───── DATA UNDER STUDY ─────
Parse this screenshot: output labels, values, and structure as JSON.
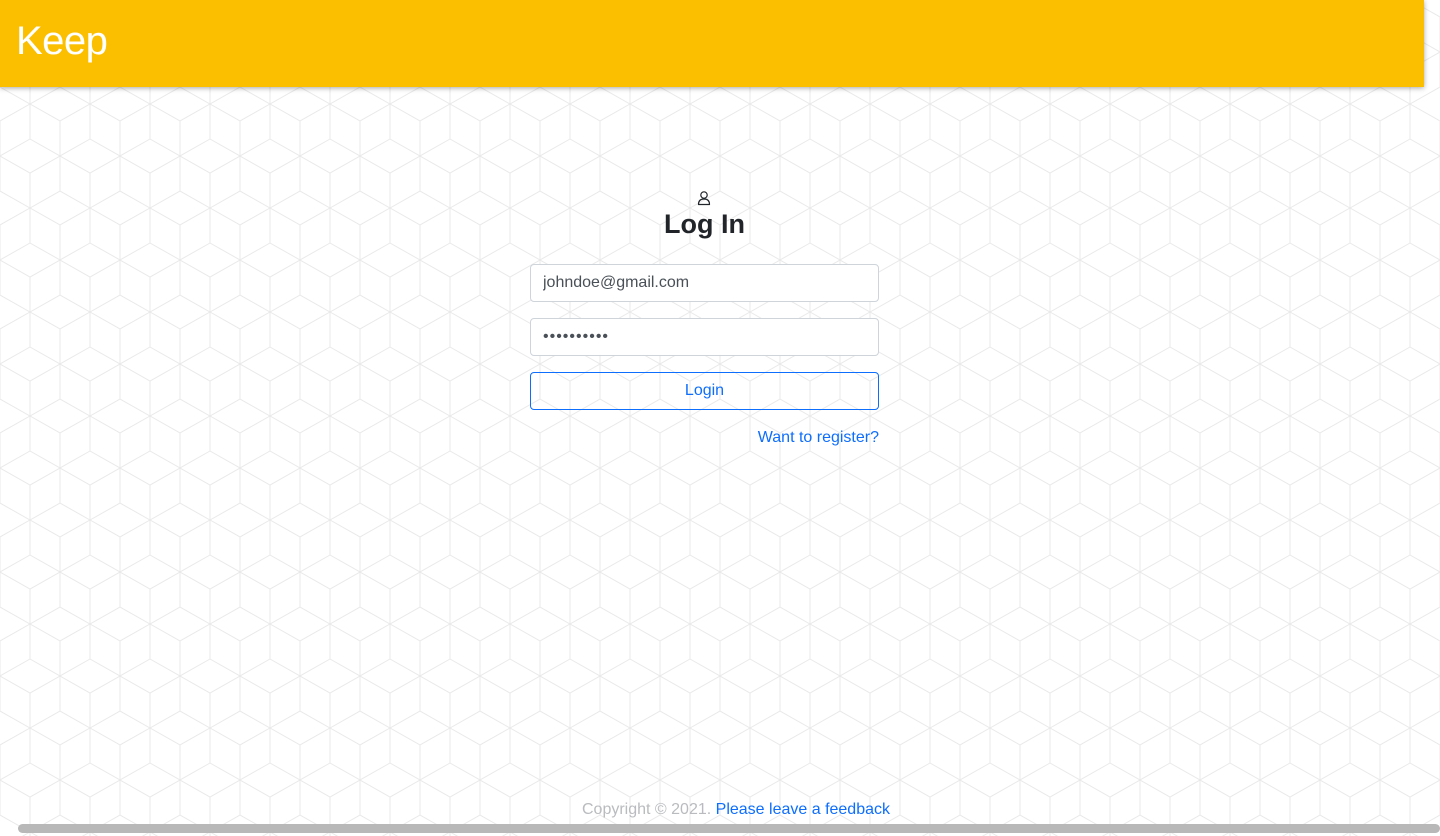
{
  "app": {
    "brand": "Keep",
    "accent_color": "#fbbf00",
    "link_color": "#0d6efd"
  },
  "login": {
    "icon": "user-icon",
    "title": "Log In",
    "email_value": "johndoe@gmail.com",
    "password_value": "••••••••••",
    "submit_label": "Login",
    "register_link": "Want to register?"
  },
  "footer": {
    "copyright": "Copyright © 2021.",
    "feedback_link": "Please leave a feedback"
  }
}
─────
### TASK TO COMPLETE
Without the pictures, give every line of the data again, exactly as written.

### RESPONSE
Parse this screenshot: output labels, values, and structure as JSON.
{
  "app": {
    "brand": "Keep",
    "accent_color": "#fbbf00",
    "link_color": "#0d6efd"
  },
  "login": {
    "icon": "user-icon",
    "title": "Log In",
    "email_value": "johndoe@gmail.com",
    "password_value": "••••••••••",
    "submit_label": "Login",
    "register_link": "Want to register?"
  },
  "footer": {
    "copyright": "Copyright © 2021.",
    "feedback_link": "Please leave a feedback"
  }
}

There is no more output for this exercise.